▶ Directions for this task:
Calculate how many lines of the data hold "required". The answer consists of that number only.

▶ Records from a data source:
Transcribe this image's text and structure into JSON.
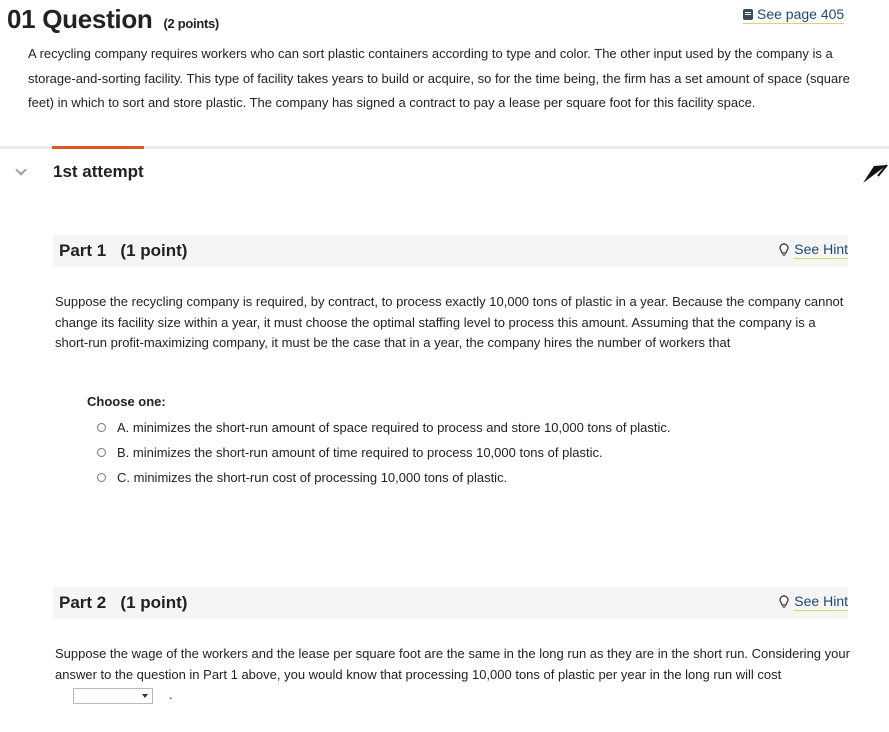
{
  "question": {
    "number_title": "01 Question",
    "points": "(2 points)",
    "see_page": "See page 405",
    "text": "A recycling company requires workers who can sort plastic containers according to type and color. The other input used by the company is a storage-and-sorting facility. This type of facility takes years to build or acquire, so for the time being, the firm has a set amount of space (square feet) in which to sort and store plastic. The company has signed a contract to pay a lease per square foot for this facility space."
  },
  "attempt": {
    "label": "1st attempt"
  },
  "part1": {
    "title": "Part 1   (1 point)",
    "hint": "See Hint",
    "text": "Suppose the recycling company is required, by contract, to process exactly 10,000 tons of plastic in a year. Because the company cannot change its facility size within a year, it must choose the optimal staffing level to process this amount. Assuming that the company is a short-run profit-maximizing company, it must be the case that in a year, the company hires the number of workers that",
    "choose_label": "Choose one:",
    "options": [
      "A. minimizes the short-run amount of space required to process and store 10,000 tons of plastic.",
      "B. minimizes the short-run amount of time required to process 10,000 tons of plastic.",
      "C. minimizes the short-run cost of processing 10,000 tons of plastic."
    ]
  },
  "part2": {
    "title": "Part 2   (1 point)",
    "hint": "See Hint",
    "text": "Suppose the wage of the workers and the lease per square foot are the same in the long run as they are in the short run. Considering your answer to the question in Part 1 above, you would know that processing 10,000 tons of plastic per year in the long run will cost",
    "end_punct": "."
  }
}
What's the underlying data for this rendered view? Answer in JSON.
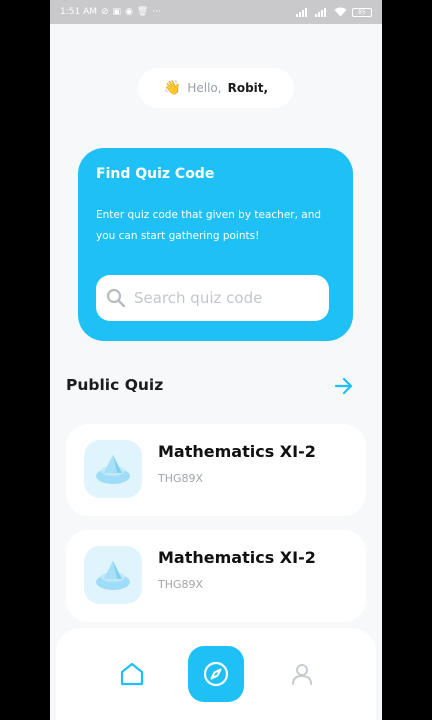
{
  "status_bar": {
    "time": "1:51 AM",
    "more": "···",
    "battery": "85"
  },
  "greeting": {
    "emoji": "👋",
    "hello": "Hello,",
    "name": "Robit,"
  },
  "find_quiz": {
    "title": "Find Quiz Code",
    "description": "Enter quiz code that given by teacher, and you can start gathering points!",
    "search_placeholder": "Search quiz code",
    "search_value": ""
  },
  "public_quiz": {
    "title": "Public Quiz",
    "items": [
      {
        "title": "Mathematics XI-2",
        "code": "THG89X"
      },
      {
        "title": "Mathematics XI-2",
        "code": "THG89X"
      }
    ]
  },
  "colors": {
    "accent": "#1fc0f5",
    "icon_bg": "#dff4fd",
    "background": "#f7f8fa"
  },
  "nav": {
    "items": [
      "home-icon",
      "compass-icon",
      "profile-icon"
    ],
    "active": "compass-icon"
  }
}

▶ Output for this task:
3